Language and identity
Sunday Times Editorial: LANGUAGE is very much embedded in culture and is central to entrenching identity. South Africa, a multicultural country in transition, has long realised the powerful role of language in fostering national unity after many years, especially during apartheid, of promoting some languages at the expense of others. So, when a new society came into being in 1994, multilingualism took centre stage.
At school, it was recognised that pupils had the constitutional right to demand mother-tongue tuition. In reality, providing a language of choice has often proved difficult, even contentious, despite schools becoming increasingly integrated. Some schools have been unable, or unwilling, to offer a variety of languages, preferring to stick to English and Afrikaans. Reasons vary. For one, it's economical; there's no need to hire extra teachers. Another reason is the non-availability of a pupil's preferred language in a particular province. Our languages tend to be region-specific.
Whatever the reasons for shunning African languages, the results are dire for pupils who feel they being robbed of a sense of identity. In addition, even if a pupil from another language group wants to learn a new South African language, it's not possible, thereby stifling the growth of our much-vaunted multilingualism.

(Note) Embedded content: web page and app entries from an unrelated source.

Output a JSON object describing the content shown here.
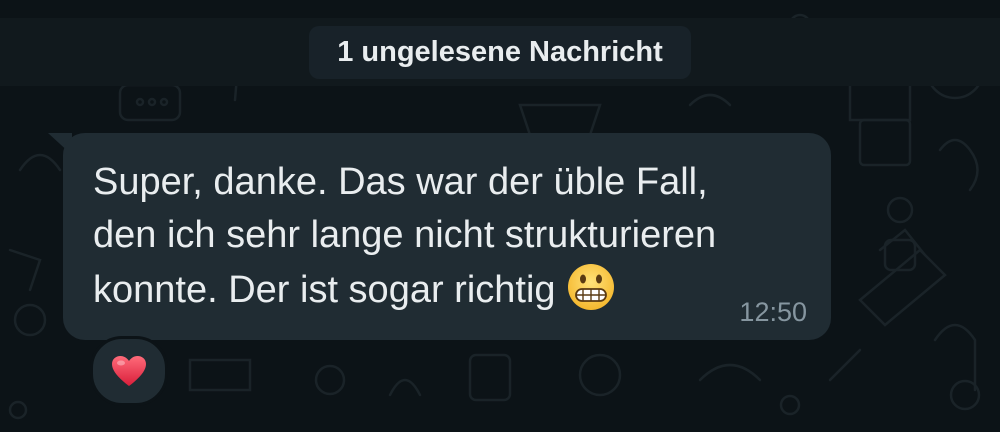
{
  "banner": {
    "text": "1 ungelesene Nachricht"
  },
  "message": {
    "lines": [
      "Super, danke. Das war der üble Fall,",
      "den ich sehr lange nicht strukturieren",
      "konnte. Der ist sogar richtig"
    ],
    "emoji": "grimacing-face-icon",
    "time": "12:50"
  },
  "reaction": {
    "icon": "heart-icon",
    "color": "#e0245e"
  },
  "colors": {
    "background": "#0c1317",
    "bubble": "#202c33",
    "text": "#e9edef",
    "meta": "#8696a0"
  }
}
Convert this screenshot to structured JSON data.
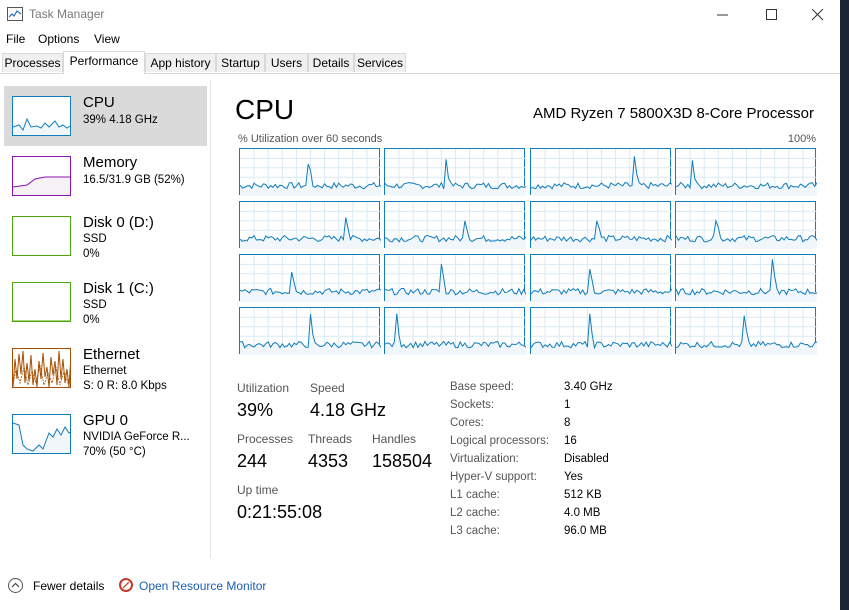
{
  "window": {
    "title": "Task Manager"
  },
  "menu": {
    "file": "File",
    "options": "Options",
    "view": "View"
  },
  "tabs": [
    "Processes",
    "Performance",
    "App history",
    "Startup",
    "Users",
    "Details",
    "Services"
  ],
  "active_tab": "Performance",
  "sidebar": {
    "items": [
      {
        "title": "CPU",
        "line1": "39%  4.18 GHz",
        "line2": "",
        "color": "#117dbb"
      },
      {
        "title": "Memory",
        "line1": "16.5/31.9 GB (52%)",
        "line2": "",
        "color": "#8b12ae"
      },
      {
        "title": "Disk 0 (D:)",
        "line1": "SSD",
        "line2": "0%",
        "color": "#4da60c"
      },
      {
        "title": "Disk 1 (C:)",
        "line1": "SSD",
        "line2": "0%",
        "color": "#4da60c"
      },
      {
        "title": "Ethernet",
        "line1": "Ethernet",
        "line2": "S: 0  R: 8.0 Kbps",
        "color": "#a74f01"
      },
      {
        "title": "GPU 0",
        "line1": "NVIDIA GeForce R...",
        "line2": "70%  (50 °C)",
        "color": "#117dbb"
      }
    ]
  },
  "main": {
    "title": "CPU",
    "model": "AMD Ryzen 7 5800X3D 8-Core Processor",
    "graph_label": "% Utilization over 60 seconds",
    "graph_max": "100%",
    "accent_color": "#117dbb",
    "stats": {
      "utilization_label": "Utilization",
      "utilization": "39%",
      "speed_label": "Speed",
      "speed": "4.18 GHz",
      "processes_label": "Processes",
      "processes": "244",
      "threads_label": "Threads",
      "threads": "4353",
      "handles_label": "Handles",
      "handles": "158504",
      "uptime_label": "Up time",
      "uptime": "0:21:55:08"
    },
    "details": [
      {
        "label": "Base speed:",
        "value": "3.40 GHz"
      },
      {
        "label": "Sockets:",
        "value": "1"
      },
      {
        "label": "Cores:",
        "value": "8"
      },
      {
        "label": "Logical processors:",
        "value": "16"
      },
      {
        "label": "Virtualization:",
        "value": "Disabled"
      },
      {
        "label": "Hyper-V support:",
        "value": "Yes"
      },
      {
        "label": "L1 cache:",
        "value": "512 KB"
      },
      {
        "label": "L2 cache:",
        "value": "4.0 MB"
      },
      {
        "label": "L3 cache:",
        "value": "96.0 MB"
      }
    ]
  },
  "footer": {
    "fewer_details": "Fewer details",
    "resource_monitor": "Open Resource Monitor"
  }
}
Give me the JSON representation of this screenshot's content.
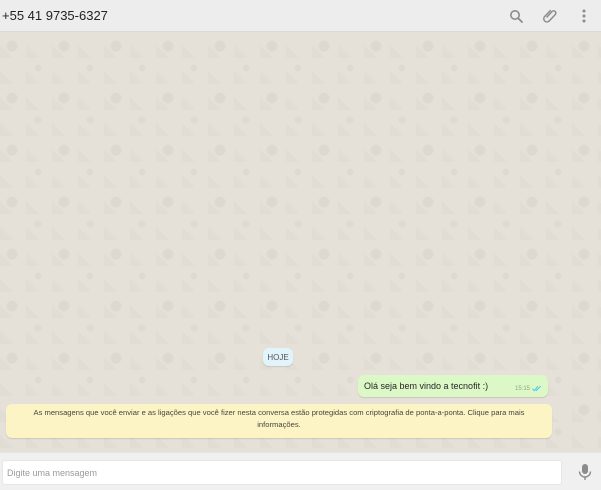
{
  "header": {
    "contact": "+55 41 9735-6327",
    "icons": [
      "search-icon",
      "attach-icon",
      "menu-icon"
    ]
  },
  "chat": {
    "date_label": "HOJE",
    "message": {
      "text": "Olá seja bem vindo a tecnofit :)",
      "time": "15:15",
      "status_icon": "double-check-icon"
    },
    "encryption_notice": "As mensagens que você enviar e as ligações que você fizer nesta conversa estão protegidas com criptografia de ponta-a-ponta. Clique para mais informações."
  },
  "composer": {
    "placeholder": "Digite uma mensagem",
    "value": "",
    "mic_icon": "microphone-icon"
  },
  "colors": {
    "header_bg": "#ededed",
    "chat_bg": "#e6e1d8",
    "outgoing_bubble": "#dcf8c6",
    "date_pill": "#e1f3fb",
    "notice_bg": "#fdf4c5",
    "read_tick": "#4fc3f7"
  }
}
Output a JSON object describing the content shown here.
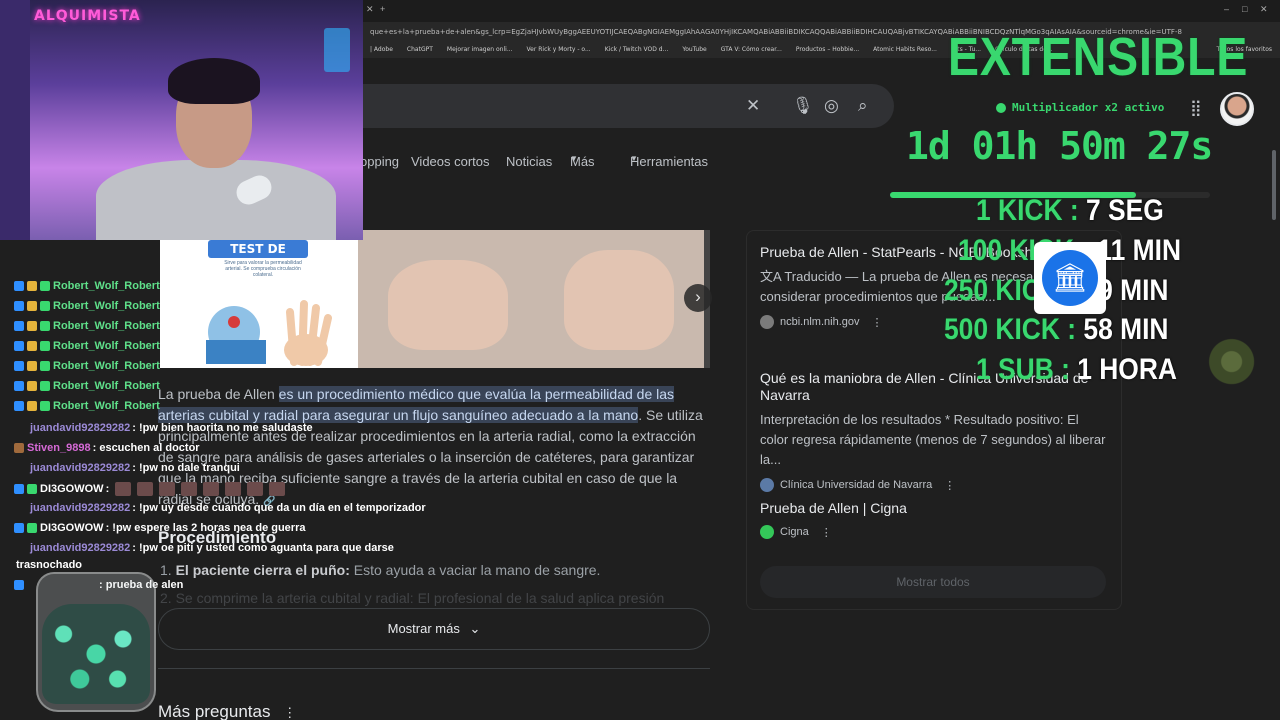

Indeed, if linguistic trends at school hold, English will maintain its current domination. Some groups are acutely aware of this. AfriForum is up in arms, but it is waging a sectarian battle by concerning itself only with the right of Afrikaans. South Africans need to forge unity in fighting the school language issue. We cannot afford a laager mentality.
Schools need to take African languages seriously and make provision for their teaching. Qualified teachers of indigenous languages need to be found. A distinction needs to be made between pupils who are keen to learn these languages formally - from speaking it to writing it well - and those who wish to get to grips with only the basics to get by in conversation. In a country awash with rich and diverse languages, it's a shame not to seriously promote multilingualism at school.